COPENHAGEN - Agence France-Presse
US Secretary of State Hillary Clinton smiles during a forum with students at the Royal Library in Copenhagen, Denmark, Thursday May 31, 2012. (AP Photo/Saul Loeb, Pool)US Secretary of State Hillary Clinton on Thursday criticised Russia's resistance to UN action on Syria, warning that its policy could contribute to a civil war.
The Russians "are telling me they don't want to see a civil war. I have been telling them their policy is going help to contribute to a civil war," she told a mainly student audience on a visit to Copenhagen.
Clinton warned that unless unchecked, the deadly violence in Syria could lead to civil war or even develop into a proxy war because of Iran's support for the regime of Syrian President Bashar al-Assad.
She said she had spoken on Wednesday with the international envoy on Syria, Kofi Annan, who is trying to expand his mandate to be able to deal more effectively with Damascus.
"We have to bring the Russians on board because the dangers we face are terrible," said Clinton, who is in Denmark on the first leg of a Scandinavian tour.
She said the absence of UN support for action in Syria, due mainly to Russia's opposition, "makes it harder" to respond to the crisis, as the international community did last year in Libya.
"The continued slaughter of innocent people, both by the military and by militias supported by the government and increasingly by the opposition... could morph into a civil war in a country that would be riven by sectarian divides, which then could morph into a proxy war in the region.
"Remember you have Iran deeply embedded in Syria -- their military are coaching the Syrian military. The Quds Force, which is a branch of the military, is helping them set up these sectarian militias.
"We know it actually could get much worse than it is," she said.
A massacre last week of more than 100 people in the city of Houla, allegedly by government-backed forces, and the discovery of new execution-style killing since then has raised the pressure for international action.
But Russia has adamantly refused to go against its close ally Syria with President Vladimir Putin warning Thursday that Moscow will not change its position under pressure.
"Russia's position is well-known.

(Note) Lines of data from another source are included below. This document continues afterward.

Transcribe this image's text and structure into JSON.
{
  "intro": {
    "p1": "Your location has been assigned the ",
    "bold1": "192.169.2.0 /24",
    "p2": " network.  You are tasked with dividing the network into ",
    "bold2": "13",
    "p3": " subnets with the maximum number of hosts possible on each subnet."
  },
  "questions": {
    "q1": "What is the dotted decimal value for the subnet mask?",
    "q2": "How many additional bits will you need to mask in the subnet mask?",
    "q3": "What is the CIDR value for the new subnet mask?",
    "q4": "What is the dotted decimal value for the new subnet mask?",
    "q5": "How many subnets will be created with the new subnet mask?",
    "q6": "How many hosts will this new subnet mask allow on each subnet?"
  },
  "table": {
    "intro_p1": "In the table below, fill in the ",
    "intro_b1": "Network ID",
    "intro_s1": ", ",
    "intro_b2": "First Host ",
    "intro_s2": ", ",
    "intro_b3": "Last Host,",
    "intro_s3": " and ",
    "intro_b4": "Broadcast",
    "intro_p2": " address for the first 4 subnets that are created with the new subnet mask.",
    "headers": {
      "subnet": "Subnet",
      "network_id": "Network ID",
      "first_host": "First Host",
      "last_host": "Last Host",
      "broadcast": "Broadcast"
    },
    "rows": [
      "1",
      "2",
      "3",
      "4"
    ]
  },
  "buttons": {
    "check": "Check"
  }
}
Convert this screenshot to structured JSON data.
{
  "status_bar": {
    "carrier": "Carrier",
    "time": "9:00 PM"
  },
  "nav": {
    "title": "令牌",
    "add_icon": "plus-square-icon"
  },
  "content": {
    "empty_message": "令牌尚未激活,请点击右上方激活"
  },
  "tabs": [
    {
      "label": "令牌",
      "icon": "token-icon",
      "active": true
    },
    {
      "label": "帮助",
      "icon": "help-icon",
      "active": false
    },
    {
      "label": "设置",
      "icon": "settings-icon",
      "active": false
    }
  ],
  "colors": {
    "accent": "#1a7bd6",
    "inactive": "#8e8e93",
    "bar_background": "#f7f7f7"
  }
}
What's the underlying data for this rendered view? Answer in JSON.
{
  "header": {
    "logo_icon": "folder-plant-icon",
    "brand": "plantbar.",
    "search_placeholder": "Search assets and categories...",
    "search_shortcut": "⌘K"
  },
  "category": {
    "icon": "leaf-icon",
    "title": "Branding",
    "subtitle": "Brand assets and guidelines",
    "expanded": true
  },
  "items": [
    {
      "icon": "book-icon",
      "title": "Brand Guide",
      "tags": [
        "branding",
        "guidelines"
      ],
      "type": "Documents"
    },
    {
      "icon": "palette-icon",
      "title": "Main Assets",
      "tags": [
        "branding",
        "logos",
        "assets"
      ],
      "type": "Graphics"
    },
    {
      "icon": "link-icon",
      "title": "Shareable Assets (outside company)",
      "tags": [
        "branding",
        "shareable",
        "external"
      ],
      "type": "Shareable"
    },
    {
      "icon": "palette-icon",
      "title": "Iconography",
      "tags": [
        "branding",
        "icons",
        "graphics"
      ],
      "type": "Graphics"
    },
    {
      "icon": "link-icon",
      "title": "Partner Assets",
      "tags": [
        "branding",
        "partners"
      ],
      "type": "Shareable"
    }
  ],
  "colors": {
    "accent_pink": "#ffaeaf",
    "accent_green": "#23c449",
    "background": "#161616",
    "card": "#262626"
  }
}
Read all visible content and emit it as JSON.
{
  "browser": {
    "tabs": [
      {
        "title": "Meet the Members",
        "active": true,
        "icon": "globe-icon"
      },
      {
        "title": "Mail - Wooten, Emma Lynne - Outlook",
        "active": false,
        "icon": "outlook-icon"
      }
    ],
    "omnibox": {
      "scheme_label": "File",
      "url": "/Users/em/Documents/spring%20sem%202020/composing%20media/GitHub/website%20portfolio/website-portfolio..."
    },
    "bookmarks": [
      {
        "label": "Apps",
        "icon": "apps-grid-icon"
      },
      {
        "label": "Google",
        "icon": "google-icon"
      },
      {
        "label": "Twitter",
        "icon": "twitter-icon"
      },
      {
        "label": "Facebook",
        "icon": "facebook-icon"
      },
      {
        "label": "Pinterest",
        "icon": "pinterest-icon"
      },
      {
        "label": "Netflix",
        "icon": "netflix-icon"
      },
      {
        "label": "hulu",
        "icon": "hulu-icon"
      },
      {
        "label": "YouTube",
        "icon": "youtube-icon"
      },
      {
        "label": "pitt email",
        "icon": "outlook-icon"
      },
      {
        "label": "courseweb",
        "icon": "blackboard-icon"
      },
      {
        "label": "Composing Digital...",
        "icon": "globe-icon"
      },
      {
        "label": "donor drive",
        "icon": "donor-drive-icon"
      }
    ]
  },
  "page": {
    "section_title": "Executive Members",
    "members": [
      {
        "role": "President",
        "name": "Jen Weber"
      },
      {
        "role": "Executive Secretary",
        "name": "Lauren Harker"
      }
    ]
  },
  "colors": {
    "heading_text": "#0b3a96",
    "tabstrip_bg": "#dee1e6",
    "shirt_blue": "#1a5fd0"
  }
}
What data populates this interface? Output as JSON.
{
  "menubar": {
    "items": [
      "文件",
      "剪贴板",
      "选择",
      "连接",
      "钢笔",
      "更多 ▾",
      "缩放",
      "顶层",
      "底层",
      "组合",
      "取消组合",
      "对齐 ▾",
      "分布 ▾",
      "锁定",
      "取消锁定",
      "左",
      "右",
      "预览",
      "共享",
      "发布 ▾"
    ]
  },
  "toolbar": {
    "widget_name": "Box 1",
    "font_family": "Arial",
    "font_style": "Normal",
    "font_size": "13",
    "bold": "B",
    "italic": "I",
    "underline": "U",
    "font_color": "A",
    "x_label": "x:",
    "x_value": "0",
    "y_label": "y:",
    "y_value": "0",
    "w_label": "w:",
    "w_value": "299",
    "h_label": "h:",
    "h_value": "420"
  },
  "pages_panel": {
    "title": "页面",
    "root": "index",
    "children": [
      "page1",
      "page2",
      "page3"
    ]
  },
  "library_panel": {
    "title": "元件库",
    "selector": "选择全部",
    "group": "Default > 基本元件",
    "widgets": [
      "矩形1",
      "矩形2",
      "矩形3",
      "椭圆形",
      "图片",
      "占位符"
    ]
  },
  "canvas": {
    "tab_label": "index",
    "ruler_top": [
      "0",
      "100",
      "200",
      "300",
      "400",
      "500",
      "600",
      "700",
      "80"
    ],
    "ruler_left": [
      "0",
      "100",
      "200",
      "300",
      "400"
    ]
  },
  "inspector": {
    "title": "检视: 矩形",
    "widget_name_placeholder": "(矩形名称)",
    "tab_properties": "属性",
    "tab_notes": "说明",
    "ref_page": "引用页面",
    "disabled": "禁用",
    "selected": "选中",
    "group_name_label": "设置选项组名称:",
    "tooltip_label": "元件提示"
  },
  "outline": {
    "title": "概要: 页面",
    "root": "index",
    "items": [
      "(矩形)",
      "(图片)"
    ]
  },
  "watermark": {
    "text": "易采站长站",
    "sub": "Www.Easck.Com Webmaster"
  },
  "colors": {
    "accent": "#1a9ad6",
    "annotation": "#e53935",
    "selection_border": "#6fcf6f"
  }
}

It is balanced and consistent and completely logical," Interfax quoted Putin's spokesman Dmitry Peskov as saying.
Meanwhile, an April 12 peace plan and truce negotiated by Annan to bring an end to the violence appeared in tatters, amid reports of fresh attacks by Syrian government forces on Houla, the site of last week's massacre.
Syrian rebels have warned they will resume their defence of civilians if the government does not return to the peace plan by Friday.